She was still directed abusive calls during the day. One day, she was on the phone with a customer who was cursing at her and spewing vitriol. Simultaneously, her manager began calling her on a private line. When she didn’t pick up, he began texting her, berating her for not answering. She said she was on a call - he could see this in the system - but he persisted. He told her he would give her “feedback” later and insulted her. With the customer cursing at her and her manager insulting her, she had a severe asthma attack. Both of her arms were paralyzed and she was rushed to the Diyarbakir Research hospital. 

“I had an asthma attack. I couldn’t breathe. Because I couldn't breathe, I panicked and started crying. I went crazy.

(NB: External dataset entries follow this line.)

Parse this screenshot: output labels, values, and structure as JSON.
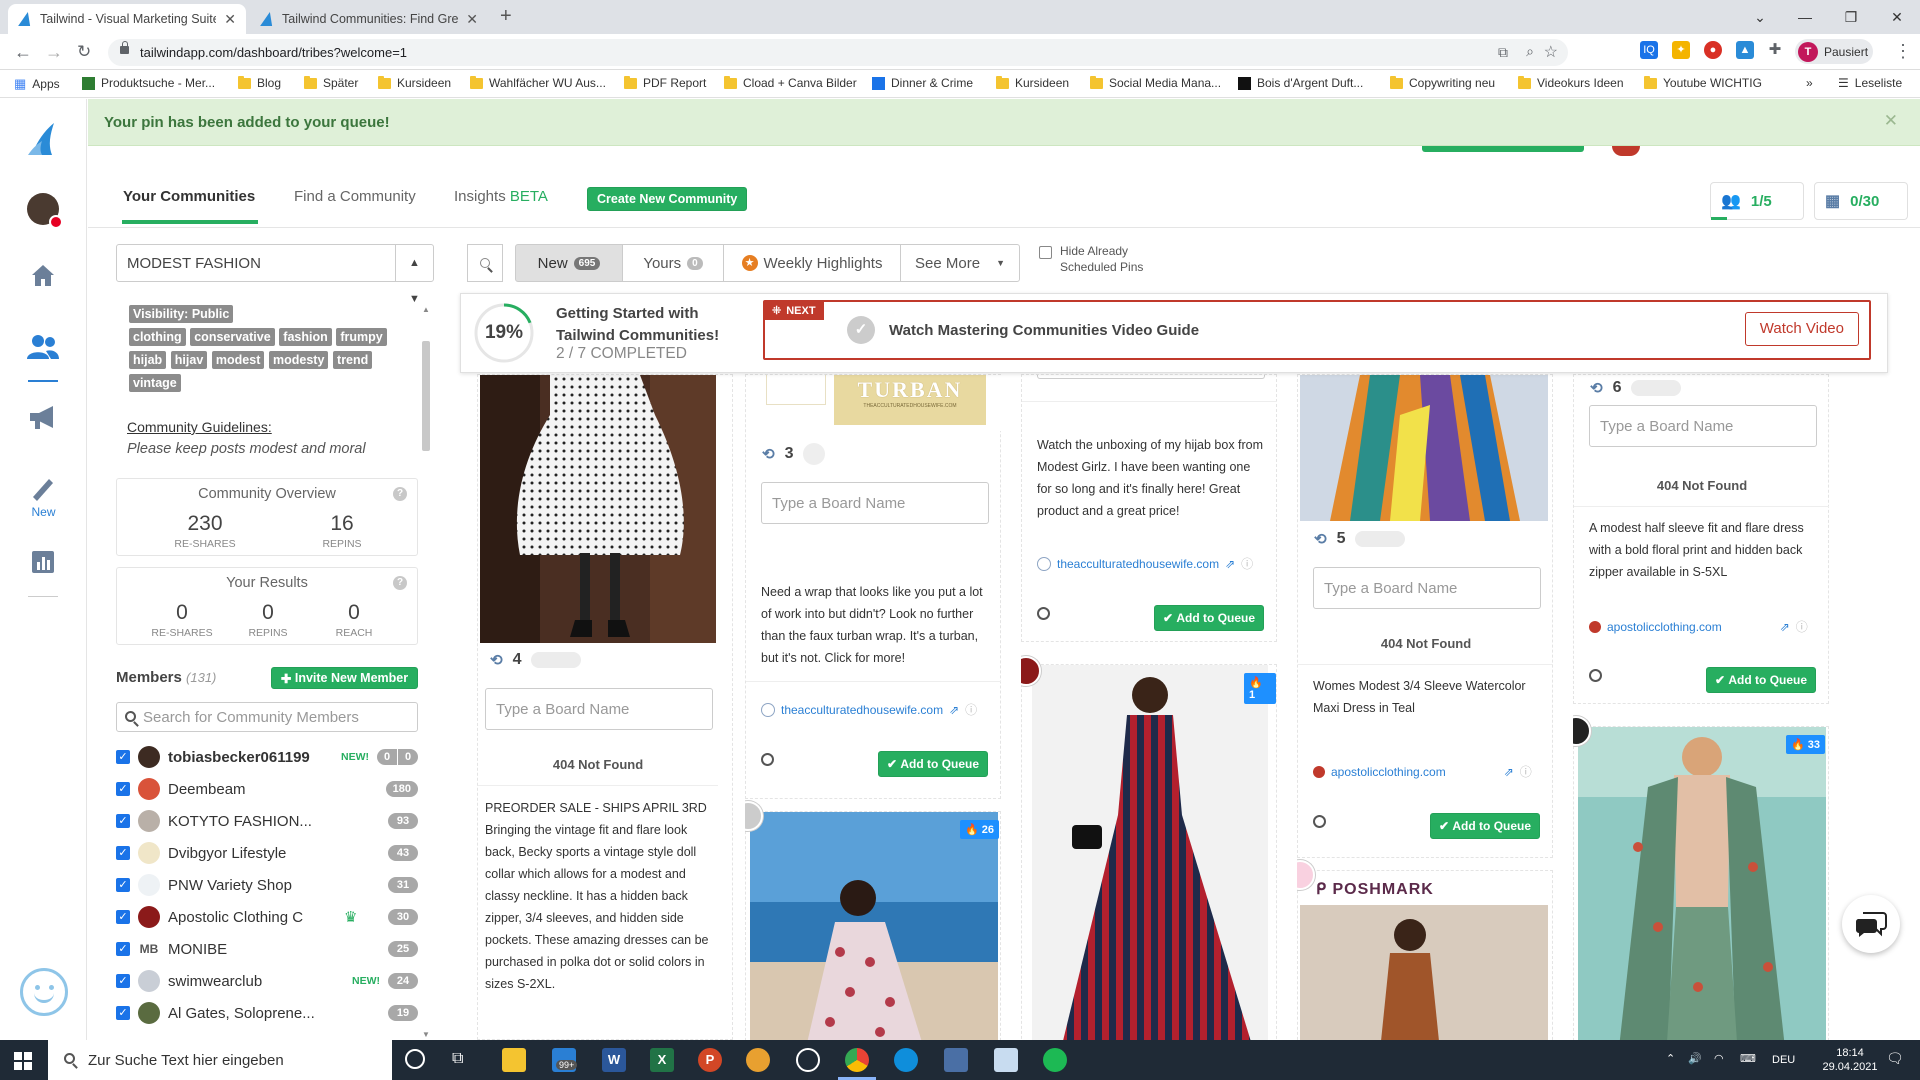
{
  "browser": {
    "tabs": [
      {
        "title": "Tailwind - Visual Marketing Suite",
        "active": true
      },
      {
        "title": "Tailwind Communities: Find Grea",
        "active": false
      }
    ],
    "url": "tailwindapp.com/dashboard/tribes?welcome=1",
    "profile_initial": "T",
    "profile_label": "Pausiert",
    "bookmarks": [
      "Apps",
      "Produktsuche - Mer...",
      "Blog",
      "Später",
      "Kursideen",
      "Wahlfächer WU Aus...",
      "PDF Report",
      "Cload + Canva Bilder",
      "Dinner & Crime",
      "Kursideen",
      "Social Media Mana...",
      "Bois d'Argent Duft...",
      "Copywriting neu",
      "Videokurs Ideen",
      "Youtube WICHTIG"
    ],
    "reading_list": "Leseliste"
  },
  "leftnav": {
    "new_label": "New"
  },
  "banner": {
    "text": "Your pin has been added to your queue!"
  },
  "topnav": {
    "tabs": [
      "Your Communities",
      "Find a Community"
    ],
    "insights": "Insights",
    "beta": "BETA",
    "create_btn": "Create New Community",
    "counter_members": "1/5",
    "counter_pins": "0/30"
  },
  "sidebar": {
    "community_select": "MODEST FASHION",
    "visibility": "Visibility: Public",
    "tags": [
      "clothing",
      "conservative",
      "fashion",
      "frumpy",
      "hijab",
      "hijav",
      "modest",
      "modesty",
      "trend",
      "vintage"
    ],
    "guidelines_label": "Community Guidelines:",
    "guidelines_text": "Please keep posts modest and moral",
    "overview": {
      "title": "Community Overview",
      "reshares": "230",
      "reshares_label": "RE-SHARES",
      "repins": "16",
      "repins_label": "REPINS"
    },
    "results": {
      "title": "Your Results",
      "reshares": "0",
      "reshares_label": "RE-SHARES",
      "repins": "0",
      "repins_label": "REPINS",
      "reach": "0",
      "reach_label": "REACH"
    },
    "members_title": "Members",
    "members_count": "(131)",
    "invite_btn": "Invite New Member",
    "search_placeholder": "Search for Community Members",
    "members": [
      {
        "name": "tobiasbecker061199",
        "new": "NEW!",
        "count": "0",
        "count2": "0",
        "bold": true
      },
      {
        "name": "Deembeam",
        "new": "",
        "count": "180"
      },
      {
        "name": "KOTYTO FASHION...",
        "new": "",
        "count": "93"
      },
      {
        "name": "Dvibgyor Lifestyle",
        "new": "",
        "count": "43"
      },
      {
        "name": "PNW Variety Shop",
        "new": "",
        "count": "31"
      },
      {
        "name": "Apostolic Clothing C",
        "new": "",
        "count": "30"
      },
      {
        "name": "MONIBE",
        "new": "",
        "count": "25"
      },
      {
        "name": "swimwearclub",
        "new": "NEW!",
        "count": "24"
      },
      {
        "name": "Al Gates, Soloprene...",
        "new": "",
        "count": "19"
      }
    ]
  },
  "filters": {
    "new_label": "New",
    "new_count": "695",
    "yours_label": "Yours",
    "yours_count": "0",
    "weekly": "Weekly Highlights",
    "see_more": "See More",
    "hide_label_1": "Hide Already",
    "hide_label_2": "Scheduled Pins"
  },
  "progress": {
    "percent": "19%",
    "percent_value": 19,
    "title_1": "Getting Started with",
    "title_2": "Tailwind Communities!",
    "completed": "2 / 7 COMPLETED",
    "next_tag": "NEXT",
    "next_title": "Watch Mastering Communities Video Guide",
    "watch_btn": "Watch Video"
  },
  "pins": {
    "c1": {
      "repins": "4",
      "board_placeholder": "Type a Board Name",
      "not_found": "404 Not Found",
      "desc_title": "PREORDER SALE - SHIPS APRIL 3RD",
      "desc": "Bringing the vintage fit and flare look back, Becky sports a vintage style doll collar which allows for a modest and classy neckline. It has a hidden back zipper, 3/4 sleeves, and hidden side pockets. These amazing dresses can be purchased in polka dot or solid colors in sizes S-2XL."
    },
    "c2": {
      "image_text": "TURBAN",
      "image_sub": "THEACCULTURATEDHOUSEWIFE.COM",
      "repins": "3",
      "board_placeholder": "Type a Board Name",
      "desc": "Need a wrap that looks like you put a lot of work into but didn't? Look no further than the faux turban wrap. It's a turban, but it's not. Click for more!",
      "link": "theacculturatedhousewife.com",
      "add_btn": "Add to Queue",
      "hot2": "26"
    },
    "c3": {
      "desc": "Watch the unboxing of my hijab box from Modest Girlz. I have been wanting one for so long and it's finally here! Great product and a great price!",
      "link": "theacculturatedhousewife.com",
      "add_btn": "Add to Queue",
      "hot2": "1"
    },
    "c4": {
      "repins": "5",
      "board_placeholder": "Type a Board Name",
      "not_found": "404 Not Found",
      "desc": "Womes Modest 3/4 Sleeve Watercolor Maxi Dress in Teal",
      "link": "apostolicclothing.com",
      "add_btn": "Add to Queue",
      "poshmark": "POSHMARK"
    },
    "c5": {
      "repins": "6",
      "board_placeholder": "Type a Board Name",
      "not_found": "404 Not Found",
      "desc": "A modest half sleeve fit and flare dress with a bold floral print and hidden back zipper available in S-5XL",
      "link": "apostolicclothing.com",
      "add_btn": "Add to Queue",
      "hot2": "33"
    }
  },
  "taskbar": {
    "search_placeholder": "Zur Suche Text hier eingeben",
    "lang": "DEU",
    "time": "18:14",
    "date": "29.04.2021",
    "mail_badge": "99+"
  },
  "colors": {
    "green": "#27ae60",
    "red": "#c0392b",
    "blue": "#2a7fd4"
  }
}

The customer could hear that I couldn’t breathe and could hear my mother shouting. Both of my arms were paralyzed,” she said.

Emergency medical personnel intervened and saved her, and she regained use of her right arm, but her left arm remained paralyzed. When she was in the hospital, not a single person from the company called and no investigation was launched, despite all Comdata calls being recorded.

“Our quality department listens to all of our calls, but they didn’t even ask me if I was having a seizure. A prosecutor has still not reviewed my petition and my file. I have reports, there are statements, but there is no prosecutor,” she said. 

Three of the employee’s fingers are still entirely paralyzed. When the company doctor told her supervisor that she could not work such hours due to her medical condition, they fired her.

Customers themselves were also abusive

Another woman who worked for Comdata in Samsun experienced similar abuse to the woman in Mardin. She said that the same manager oversaw both the Mardin and Samsun offices, but due to less oversight they used more abusive tactics in Mardin. Regardless, she said she was subjected to mobbing as well. 

“I had a psychological illness due to mobbing. The disease affected my metabolism, and I was in treatment for 2 years. But worse things have happened at the company. Here, they threatened to fire several women for being ‘disgraceful,’” the employee said. 

A man named Cihan Sezer, who resigned after the abuse he was exposed to at Comdata, confirmed these accounts. The customers themselves are abusive, he said, which is then exacerbated by the abuse of supervisors. They pressure employees to take more and more calls, then “mob” them when they don’t. Accounts were kept of employees’ performance and they were denied bonuses for no clear reason.

When the pandemic happened, all of these employees confirmed, the mobbing did not stop. Sezer said that he was forced to keep his computer camera on at all times for supervisors to watch, and the workload intensified. 

“Now that the workplace and home are intertwined, [employees] are called by the company outside of working hours, and they are asked to respond by mail or in the WhatsApp group,” Sezer said, “Some were even forced into meetings outside of working hours. In short, there is even more victimization now than in our former working environment.”

The employee in Mardin said that when they began working from home, she was forced to sign an agreement that said she would not ask the company for compensation for her electricity or internet. 

Union works to improve conditions

Levent Dokuyucu, chairman of the DİSK Communication Workers’ Union, said that he is looking into the matter and the union considers it to be of the highest importance. A month and a half ago, call center employees were transferred to the communication union, and now, he says, they are working to unveil and better working conditions. 

“Mobbing has transformed into physical violence in these companies,” Dokuyucu said, “Our goal is to organize in all call centers. We have also engaged with collective bargaining at Comdata. We haven’t had any trouble with the company so far, but we expect to have trouble when we negotiate the collective agreement. They will try to prevent it.”

Dokuyucu says the union will directly address the violence and abuse in the bargaining process and hope to have the agreement finalized by the end of November.

Comdata refused to comment on this story and told Duvar they “reserved their right to take legal action.”